So Tuesday rolls around, a night that’s known in the house as the ‘ironing night’ which means she wants me out-of-the-way so that she can catch up on her soaps and get the ironing done with minimal fuss. “Hey why don’t you help her?” I hear you say. Well that’s a good question, and one I will choose to ignore for now. Anyway it was 19:30, the kids were in bed, the dog was walked, the iron was on, and I was out the front door and off fishing down the canal.
This canal was disconnected from the rest of the old canal network in the 1960’s so no boats have been through it in 50 years, so as such it’s now full of plant life, coarse fish, and the occasional dog out for walk. It is however in a very nice condition and well stocked. The fishing rights are owned and managed by a local club who luckily for me allow day tickets which are bought from the bank. Gear wise I set up with my small stream trout outfit of an 8ft 4wt rod & reel with floating line, small box of small flies in sizes 10 – 16, small scoop net (just in case), and various other bits and bobs all neatly packed away in my Vision Love Handles.
I’d walked the dog along the canal not more than two hours earlier so I already had an idea in my mind where I was going to fish and what tactics I was going to use, and I was pleased to see that not much had changed when I got to my first spot on the bank. I set the rod up, picked a small black gnat dry-fly, degreased the tippet and dressed the fly. Hang on where’s my gink? This isn’t gink this is xink, curses I’d left my floatant in my other bag. Ah well I’ll just have to hope that fly is small enough to sit on the water by itself, but I’ll add a couple extra false casts to dry it out when I cast. Soooooo first cast out and … a hit … but I missed it. Still a promising start none the less. Second cast and … a hit … and the hook was set. Ahhh look it’s like a fish but smaller I thought to myself as I unhooked it, but a fish is a fish is a fish so was happy with my little Rudd (or Roach or whatever it was).

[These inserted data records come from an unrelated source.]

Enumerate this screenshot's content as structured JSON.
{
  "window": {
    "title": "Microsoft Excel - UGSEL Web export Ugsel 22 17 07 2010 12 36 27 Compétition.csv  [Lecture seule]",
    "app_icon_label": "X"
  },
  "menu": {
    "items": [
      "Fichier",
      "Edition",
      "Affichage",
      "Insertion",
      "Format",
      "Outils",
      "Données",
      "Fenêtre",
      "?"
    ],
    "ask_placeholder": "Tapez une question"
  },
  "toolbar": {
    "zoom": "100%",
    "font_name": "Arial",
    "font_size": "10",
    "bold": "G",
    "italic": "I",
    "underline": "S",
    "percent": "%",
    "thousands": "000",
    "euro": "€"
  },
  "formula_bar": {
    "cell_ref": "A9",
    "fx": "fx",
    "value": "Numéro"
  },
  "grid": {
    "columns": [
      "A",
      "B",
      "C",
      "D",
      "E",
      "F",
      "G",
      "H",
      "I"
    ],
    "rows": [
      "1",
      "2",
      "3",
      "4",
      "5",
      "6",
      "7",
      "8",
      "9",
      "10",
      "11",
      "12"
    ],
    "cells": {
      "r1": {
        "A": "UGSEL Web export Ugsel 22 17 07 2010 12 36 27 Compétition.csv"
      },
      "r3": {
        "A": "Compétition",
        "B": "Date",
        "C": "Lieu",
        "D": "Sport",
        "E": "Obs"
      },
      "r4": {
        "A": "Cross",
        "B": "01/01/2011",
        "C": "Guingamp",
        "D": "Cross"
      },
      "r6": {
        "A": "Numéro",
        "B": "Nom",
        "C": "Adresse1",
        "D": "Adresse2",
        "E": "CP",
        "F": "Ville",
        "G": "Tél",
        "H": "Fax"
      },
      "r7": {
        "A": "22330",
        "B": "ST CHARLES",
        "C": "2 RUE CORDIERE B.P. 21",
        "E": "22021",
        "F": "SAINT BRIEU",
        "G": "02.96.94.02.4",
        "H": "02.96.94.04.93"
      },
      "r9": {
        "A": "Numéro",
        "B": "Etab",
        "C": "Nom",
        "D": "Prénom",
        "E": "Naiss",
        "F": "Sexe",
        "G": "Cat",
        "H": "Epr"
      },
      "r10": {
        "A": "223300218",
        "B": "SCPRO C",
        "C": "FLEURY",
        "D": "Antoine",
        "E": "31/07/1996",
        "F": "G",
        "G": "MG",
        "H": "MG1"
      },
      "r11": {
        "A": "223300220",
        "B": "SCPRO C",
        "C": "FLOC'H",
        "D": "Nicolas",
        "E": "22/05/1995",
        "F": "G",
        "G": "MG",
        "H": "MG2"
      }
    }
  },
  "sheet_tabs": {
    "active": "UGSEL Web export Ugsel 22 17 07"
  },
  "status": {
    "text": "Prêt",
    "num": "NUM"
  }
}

I cast out again, hit again, missed again. Cast out, hit again, missed again. Cast out, hit again, missed ag … well you get the idea. I must have missed twenty or so takes from these little fish, they were just so fast. I tried striking immediately, I tried pausing, I tried lifting into them with the rod, tried drawing the line back, but nope I couldn’t get them on. So I switched to slightly larger fly to try to force a bigger take from the fish but I had the same results, lots of hits but no hook ups. A new personal challenge has been presented to me now: how to get the hook set in a very small and very fast mouth.
Time rolled on and the light was starting to fade and I was struggling to see the dry-fly on the water so switched to a small wet spider pattern. Second cast and I was hooked into another fish, a bigger Roach or Rudd. Nice fish, unhooked and away he went. A few more casts and a few more fish before I decided it was too dark to carry on so I packed up and went home quite happy with my two hours work. Happy days.
The next day I was back walking the dog along the canal when I spotted a new target. I’m not sure what it was but it was about the size of a 2 lb Trout, it was dark in colour and slim in shape. Definitely not a Pike but maybe a Tench or a Carp, anyway it swam alongside me at my walking pace for a good ten seconds. I’m watching you I thought to myself I’m gonna have you. It was almost sinister how it was swimming next to me as I walked, I wonder if he was thinking the same about me in some sort of ‘Jaws: The Revenge’ scenario. Maybe I need a bigger boat?